June 17, 2015

A Tale of Two Coalitions: The Dysfunctional and the Ideologically deranged

by Terence Netto@www.malaysiakini.com

COMMENT: Malaysia’s two competing coalitions for political power stand at identical crossroads.

Incumbent UMNO-BN is dysfunctional, having lost the moral legitimacy to govern long before it was stripped of the political writ to rule by its loss in the popular vote in the 2013 general election. Rivals Pakatan Rakyat has ceased to exist, its expiry brought on by acute ideological derangement.

UMNO-BN will continue to trudge on by dint of the momentum of its more than half-century’s incumbency, a longevity that – if Malaysian voters don’t watch it – will overtake the longest in the democratic world, which dubious honor belongs to the Institutional Revolutionary Party of Mexico.

Najib and the Mad Mullah of PAS

The intractability of some of Mexico’s current problems is traceable to that party’s 72-year tenancy. Now that the DAP has departed it, a rump of Pakatan will continue to sustain the fiction that the opposition coalition can persist under the same common policy framework of seven years ago when the framework was crafted which component, PAS, has willfully chosen to mock.

But that persistence would just be a confirmation of the truth of an observation of Anwar Ibrahim’s favourite poet – that “human kind cannot stand very much reality.”

PKR will be aided and abetted in their flight from reality that Pakatan can continue to exist by the religious inebriates who have taken over PAS for whom TS Eliot’s admonition will not serve to deter them in substituting artificial constructs for descriptions of the real world.

Where will all this leave the broken Pakatan’s former chief inspiration? Anwar Ibrahim, the chief welder of the seven-year coalition, will be left high and dry in jail.

On June 7, PKR could have put distance between it and PAS by simply denouncing the decision of the Islamic party at its muktamar the previous week to cut ties with DAP.

Veiling itself in ambiguity

But PKR chose to veil itself in ambiguity and opted instead to play an unsolicited role as mediator between DAP and PAS. DAP was prompt in its “Thanks, but no thanks” riposte.

Anwar IbrahimLanguishing in Goal

This afternoon, when he puts his mark on PKR’s handiwork, Anwar ought to delineate what was it that has brought Pakatan to its sorry end before deigning to describe where the rump that remains ought to go and how.

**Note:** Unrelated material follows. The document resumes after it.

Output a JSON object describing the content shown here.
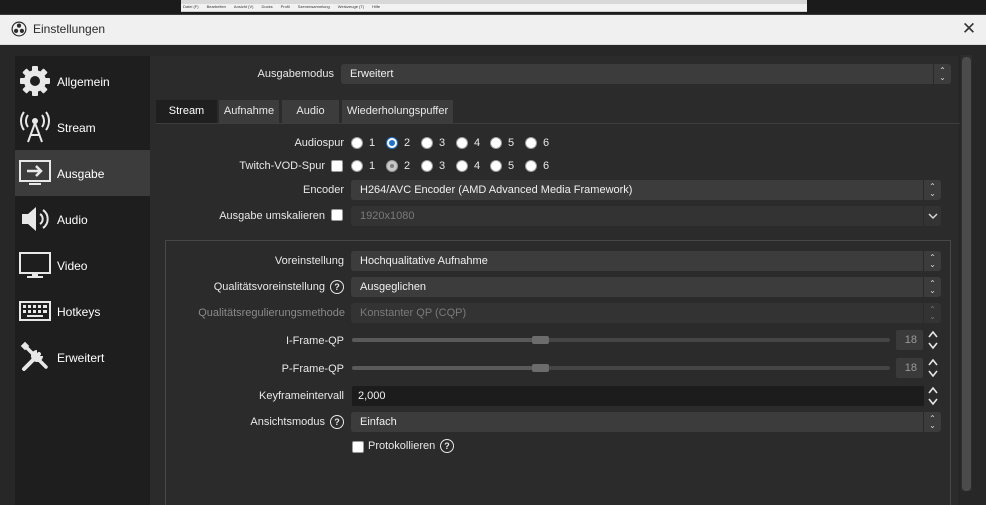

More than ever clarity is needed in this time of rampant confusion in the country and in both competing coalitions for federal power.

Just where does all this leave the DAP? Poised to take best advantage of any new resurgence in currents let loose in the country within a fructifying fortnight in November 2007 when polls reform advocacy group, Bersih, organised a huge rally in Kuala Lumpur which was followed by an impressive march by the Hindu Rights Action Force (Hindraf).

That was the matrix for the first denial of a two-thirds majority to the UMNO-BN in March 2008 and its repetition in May 2013 – this was coupled with UMNO-BN’s loss in the popular vote. The true import of the two denials and, crucially, the loss in the popular vote has yet to run its course in the political landscape.

Anwar showed great acuteness in picking up the signals emitted by the marches of November 2007 and leveraged them to two denials of UMNO-BN’s super majority and a besting of the ruling coalition in the popular vote, before the reactionary furies he unleashed in his former allies came back to gaol him.

Ambiga & Pak SamadBut now the person with the most sensitive antennae is literary laureate A Samad Said . If it is true that artists are the antennae of the race, then Samad’s decision last week to enlist with the DAP is an early pick-up of what’s trending.

Given DAP’s certainty that Pakatan is dead in the water, which is indisputable, and that the forces for change that jelled Elections 2008 and 2013 are very alive, a new configuration on the national political landscape may be spawning.

The currents that were set off in November 2007 have not eventuated.  They may well find a new channel for their fulfilment.